It also has convinced me that, even when children are learning an instrument, singing should be findamental to their lessons too. Using the voice helps internalise musical skills and enables you to become fully musical. Too many instrumental teachers miss this concept and then end up 'cramming' for the aural tests before grade exams.
As I write, I'm now in Glen Ellyn - near Chicago - where I'll be visiting more choral organisations, such as Anima Singers and the Naperville Children's Choir. I look forward to meeting them very much!

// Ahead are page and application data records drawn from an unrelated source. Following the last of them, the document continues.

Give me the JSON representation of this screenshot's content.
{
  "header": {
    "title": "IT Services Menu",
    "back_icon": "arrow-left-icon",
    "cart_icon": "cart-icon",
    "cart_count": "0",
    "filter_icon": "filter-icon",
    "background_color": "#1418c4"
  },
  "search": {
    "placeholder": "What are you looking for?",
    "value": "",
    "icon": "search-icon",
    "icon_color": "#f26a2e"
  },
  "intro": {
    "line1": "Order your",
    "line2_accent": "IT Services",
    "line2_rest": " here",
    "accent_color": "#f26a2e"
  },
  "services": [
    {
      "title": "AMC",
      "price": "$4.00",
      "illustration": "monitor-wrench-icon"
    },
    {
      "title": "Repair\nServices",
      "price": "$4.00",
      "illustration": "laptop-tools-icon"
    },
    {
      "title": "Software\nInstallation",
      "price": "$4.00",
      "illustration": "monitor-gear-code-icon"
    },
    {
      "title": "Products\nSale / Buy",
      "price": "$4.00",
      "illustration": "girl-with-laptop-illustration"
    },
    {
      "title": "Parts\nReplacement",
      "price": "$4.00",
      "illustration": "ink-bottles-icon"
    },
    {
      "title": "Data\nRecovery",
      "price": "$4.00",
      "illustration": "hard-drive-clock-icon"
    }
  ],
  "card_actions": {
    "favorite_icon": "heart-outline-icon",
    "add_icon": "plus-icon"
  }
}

Since I last blogged, I've spent a just over a week in th USA. In northern California I visited excellent music practitioners in both state and private schools and pre-schools, as well as choral organiasations such as the San Francisco Girls' Chorus and the Piedmont East Bay Children's Choir.
The week was jam packed with engagements throughout, thanks to my PA for the week, Cheryl Keller. It's interesting that in the USA their education system is similar to ours in the UK - quite different from Finland. It's a struggle to get music into schools. However, it's clear from my observations that if music is given chance to flourish, the kids will thrive - whether they go to private or state.
At the end of the day, it comes down to teacher training: without teachers who are trained to deliver music, schools either get none - or maybe worse, get some that is very poor quality. I've heard teachers in the UK say: 'well as long as they're having fun'. No! That isn't how it works - music, which can be taught brilliantly through singing Kodaly methods, is a subject that teaches us so much. It isn't just a brilliant subject in its own right, which of course it is, but it can teach you language, helps with numeracy, develops a high level of concentration, increased self esteem, makes you a team player, connects to your inner self through emotions.....the list can go on.
When I visited the Piedmont East Bay Choirs - a choral progarmme that covers ages 4 right through to school leavers - I talked with some of their singers and asked them what they got out of being part of choir and why choral education is so important. One reason was 'music gives you skills that you can apply to different careers' and that 'choir helps your mental health and gives me motivation to do your schoolwork.' Another chorister said that 'there's so much you have to account for when you're singing or reading music - there's so much happening at the same time.' All these skills and more, gained from musical education, can be applied to so many life situations. May employers look favourably at people who have studied music BECAUSE of the skills singers and musicians have.
Since Friday 4th October I've been in Indianapolis, where I've been focusing on the Indianapolis Children's Choir - an immense organisation that serves over 2000 young people and children. Their concerts at the weekend were superb - and I'm enjoying getting to know their team. I'll report more on this in my next blog.